The bill sponsored by Rep. Matt Ramsey, a Peachtree City Republican, passed the House by a largely partisan vote of 113-56.
It's up to the federal government to secure U.S. borders and deport illegal immigrants, but Georgia can remove incentives that bring illegal immigrants to the state, Ramsey said.
"No doubt about it, our federal government has failed us, and our citizens in Georgia are suffering the consequences," Ramsey said as he presented the bill in the House chamber.
One provision would allow law officers to verify the immigration status of criminal suspects and another penalizes people who transport or harbor illegal immigrants, provisions also in Arizona's new law. Georgia's bill also would require employers to verify the immigration status of new hires and would make it a felony to "willfully and fraudulently" present false documentation when applying for a job. That felony would carry a maximum penalty of up to 15 years in jail and up to a $250,000 fine.
Those who opposed the bill stressed that they do not support illegal immigration, but said it is a federal problem. They said the bill could lead to racial profiling and could damage the state's economy and reputation.
Ramsey said the most important part of his bill is the section that requires all employers with more than four employees to check the status of new hires using a federal database called E-Verify.
"We know beyond a shadow of a doubt what the root cause of illegal immigration is, and that's illegal employment," he said. "If we do an immigration reform bill and we don't get at private employment, it's like trying to cure cancer with an aspirin."
House Minority Leader Stacey Abrams, an Atlanta Democrat, said after the vote that she expected the bill to pass but said she's disappointed. The proposal tells tourists and international businesses that they are not welcome, she said. Illegal immigration also is a federal problem, she said.
She said a section that says officers "shall be authorized to seek to verify" a suspect's immigration status if the suspect is unable to provide identification could lead to racial profiling. A federal judge blocked similar provisions in a law enacted in Arizona last year after the federal government sued.
Ramsey has dismissed such claims, saying his bill prohibits racial profiling.
It will now be considered by the Senate.
Senate Majority Leader Chip Rogers, a Republican from Woodstock, said Ramsey's bill is more comprehensive than a similar bill proposed by Sen. Jack Murphy, which on Wednesday passed a Senate committee.
"It's well thought out. You can tell by the language that he's put an enormous amount of thought into it and has really considered all the ways people might get around the law," Rogers said.
The lengthy bill includes several provisions, including one that would penalize people who transport or harbor illegal immigrants.

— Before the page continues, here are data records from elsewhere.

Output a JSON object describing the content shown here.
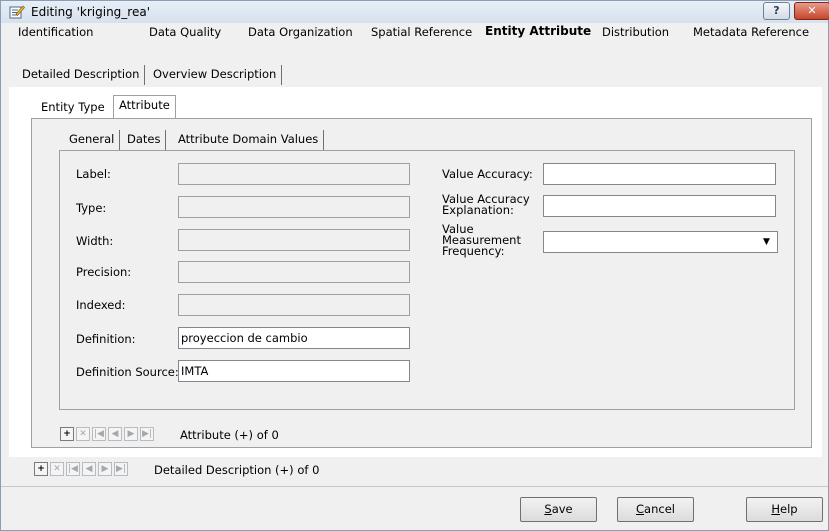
{
  "window": {
    "title": "Editing 'kriging_rea'",
    "help_label": "?",
    "close_label": "✕"
  },
  "main_tabs": [
    {
      "label": "Identification"
    },
    {
      "label": "Data Quality"
    },
    {
      "label": "Data Organization"
    },
    {
      "label": "Spatial Reference"
    },
    {
      "label": "Entity Attribute"
    },
    {
      "label": "Distribution"
    },
    {
      "label": "Metadata Reference"
    }
  ],
  "sub_tabs": [
    {
      "label": "Detailed Description"
    },
    {
      "label": "Overview Description"
    }
  ],
  "entity_tabs": [
    {
      "label": "Entity Type"
    },
    {
      "label": "Attribute"
    }
  ],
  "attr_tabs": [
    {
      "label": "General"
    },
    {
      "label": "Dates"
    },
    {
      "label": "Attribute Domain Values"
    }
  ],
  "left_fields": {
    "label": {
      "label": "Label:",
      "value": ""
    },
    "type": {
      "label": "Type:",
      "value": ""
    },
    "width": {
      "label": "Width:",
      "value": ""
    },
    "precision": {
      "label": "Precision:",
      "value": ""
    },
    "indexed": {
      "label": "Indexed:",
      "value": ""
    },
    "definition": {
      "label": "Definition:",
      "value": "proyeccion de cambio"
    },
    "definition_source": {
      "label": "Definition Source:",
      "value": "IMTA"
    }
  },
  "right_fields": {
    "value_accuracy": {
      "label": "Value Accuracy:",
      "value": ""
    },
    "value_accuracy_explanation": {
      "label": "Value Accuracy Explanation:",
      "value": ""
    },
    "value_measurement_frequency": {
      "label": "Value Measurement Frequency:",
      "value": ""
    }
  },
  "attribute_nav": {
    "text": "Attribute (+) of 0"
  },
  "detailed_nav": {
    "text": "Detailed Description (+) of 0"
  },
  "nav_glyphs": {
    "add": "+",
    "delete": "✕",
    "first": "|◀",
    "prev": "◀",
    "next": "▶",
    "last": "▶|"
  },
  "buttons": {
    "save_u": "S",
    "save_rest": "ave",
    "cancel_u": "C",
    "cancel_rest": "ancel",
    "help_u": "H",
    "help_rest": "elp"
  },
  "colors": {
    "accent": "#d6e1ee",
    "close": "#c6452b"
  }
}
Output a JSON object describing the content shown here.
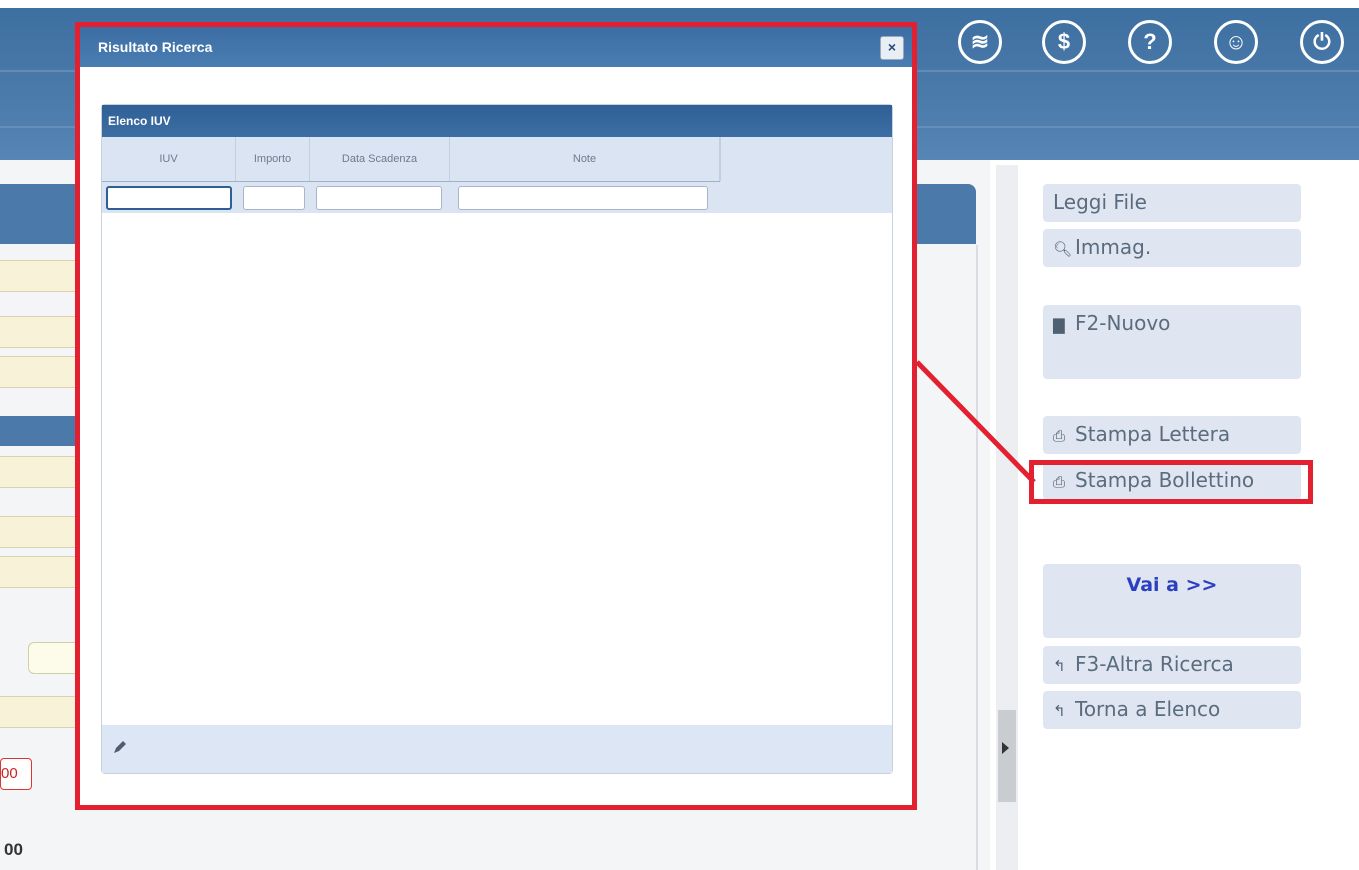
{
  "modal": {
    "title": "Risultato Ricerca",
    "close_label": "×",
    "grid": {
      "caption": "Elenco IUV",
      "columns": [
        "IUV",
        "Importo",
        "Data Scadenza",
        "Note"
      ],
      "filters": [
        "",
        "",
        "",
        ""
      ]
    }
  },
  "sidebar": {
    "leggi_file": "Leggi File",
    "immag": "Immag.",
    "nuovo": "F2-Nuovo",
    "stampa_lettera": "Stampa Lettera",
    "stampa_bollettino": "Stampa Bollettino",
    "vai_a": "Vai a >>",
    "altra_ricerca": "F3-Altra Ricerca",
    "torna_elenco": "Torna a Elenco"
  },
  "background": {
    "red_value": "00",
    "bold_value": "00"
  },
  "colors": {
    "header_blue": "#4a79aa",
    "highlight_red": "#e22030",
    "vai_a_blue": "#2b3fc1"
  },
  "icons": [
    "print-icon",
    "search-icon",
    "document-icon",
    "undo-icon",
    "pencil-icon",
    "close-icon"
  ]
}
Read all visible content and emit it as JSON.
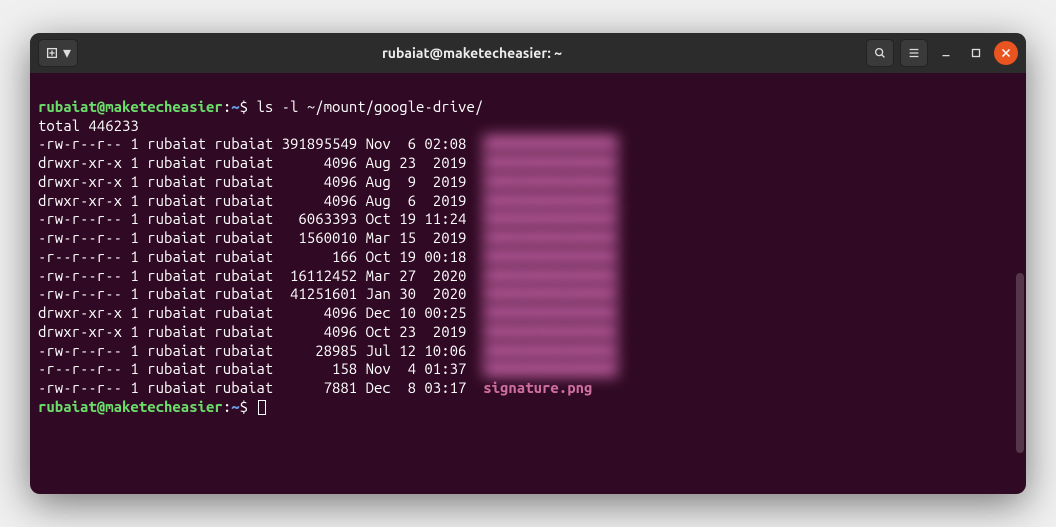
{
  "titlebar": {
    "title": "rubaiat@maketecheasier: ~"
  },
  "prompt": {
    "user_host": "rubaiat@maketecheasier",
    "sep": ":",
    "path": "~",
    "sigil": "$"
  },
  "command": "ls -l ~/mount/google-drive/",
  "total_line": "total 446233",
  "listing": [
    {
      "perm": "-rw-r--r--",
      "links": "1",
      "owner": "rubaiat",
      "group": "rubaiat",
      "size": "391895549",
      "month": "Nov",
      "day": " 6",
      "time": "02:08",
      "name": "",
      "blurred": true
    },
    {
      "perm": "drwxr-xr-x",
      "links": "1",
      "owner": "rubaiat",
      "group": "rubaiat",
      "size": "4096",
      "month": "Aug",
      "day": "23",
      "time": " 2019",
      "name": "",
      "blurred": true
    },
    {
      "perm": "drwxr-xr-x",
      "links": "1",
      "owner": "rubaiat",
      "group": "rubaiat",
      "size": "4096",
      "month": "Aug",
      "day": " 9",
      "time": " 2019",
      "name": "",
      "blurred": true
    },
    {
      "perm": "drwxr-xr-x",
      "links": "1",
      "owner": "rubaiat",
      "group": "rubaiat",
      "size": "4096",
      "month": "Aug",
      "day": " 6",
      "time": " 2019",
      "name": "",
      "blurred": true
    },
    {
      "perm": "-rw-r--r--",
      "links": "1",
      "owner": "rubaiat",
      "group": "rubaiat",
      "size": "6063393",
      "month": "Oct",
      "day": "19",
      "time": "11:24",
      "name": "",
      "blurred": true
    },
    {
      "perm": "-rw-r--r--",
      "links": "1",
      "owner": "rubaiat",
      "group": "rubaiat",
      "size": "1560010",
      "month": "Mar",
      "day": "15",
      "time": " 2019",
      "name": "",
      "blurred": true
    },
    {
      "perm": "-r--r--r--",
      "links": "1",
      "owner": "rubaiat",
      "group": "rubaiat",
      "size": "166",
      "month": "Oct",
      "day": "19",
      "time": "00:18",
      "name": "",
      "blurred": true
    },
    {
      "perm": "-rw-r--r--",
      "links": "1",
      "owner": "rubaiat",
      "group": "rubaiat",
      "size": "16112452",
      "month": "Mar",
      "day": "27",
      "time": " 2020",
      "name": "",
      "blurred": true
    },
    {
      "perm": "-rw-r--r--",
      "links": "1",
      "owner": "rubaiat",
      "group": "rubaiat",
      "size": "41251601",
      "month": "Jan",
      "day": "30",
      "time": " 2020",
      "name": "",
      "blurred": true
    },
    {
      "perm": "drwxr-xr-x",
      "links": "1",
      "owner": "rubaiat",
      "group": "rubaiat",
      "size": "4096",
      "month": "Dec",
      "day": "10",
      "time": "00:25",
      "name": "",
      "blurred": true
    },
    {
      "perm": "drwxr-xr-x",
      "links": "1",
      "owner": "rubaiat",
      "group": "rubaiat",
      "size": "4096",
      "month": "Oct",
      "day": "23",
      "time": " 2019",
      "name": "",
      "blurred": true
    },
    {
      "perm": "-rw-r--r--",
      "links": "1",
      "owner": "rubaiat",
      "group": "rubaiat",
      "size": "28985",
      "month": "Jul",
      "day": "12",
      "time": "10:06",
      "name": "",
      "blurred": true
    },
    {
      "perm": "-r--r--r--",
      "links": "1",
      "owner": "rubaiat",
      "group": "rubaiat",
      "size": "158",
      "month": "Nov",
      "day": " 4",
      "time": "01:37",
      "name": "",
      "blurred": true
    },
    {
      "perm": "-rw-r--r--",
      "links": "1",
      "owner": "rubaiat",
      "group": "rubaiat",
      "size": "7881",
      "month": "Dec",
      "day": " 8",
      "time": "03:17",
      "name": "signature.png",
      "blurred": false
    }
  ]
}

Ramsey said that is aimed at punishing smugglers and human traffickers.
It also would allow individual citizens to sue local governments and agencies that don't use federal databases to check the legal status of new hires and people who apply for benefits like Medicaid. However, those entities would have 30 days to fix the problem before a lawsuit moves forward.
More than 100 people gathered outside the Capitol during discussion on the floor to protest the bill.
"It's a shame the Georgia Legislature wants to kill jobs, that they are working to kill our No. 1 industry, agriculture," said Jerry Gonzalez, executive director of the Georgia Association of Latino Elected Officials. "It's a shame that Georgia is positioning itself for a national boycott that will likely harm our No. 2 industry, tourism."
D.A. King, founder of the Dustin Inman Society, which advocates for stricter enforcement of immigration laws, said he was elated at the bill's passage.
"I'm happy to see the wide margin of victory and that at least some Democrats recognize the importance of protecting the American worker," he said.
Rep. Glenn Baker, a Democrat from Jonesboro, said his vote was incorrectly recorded as "yea" but that he plans to change it in accordance with legislative rules.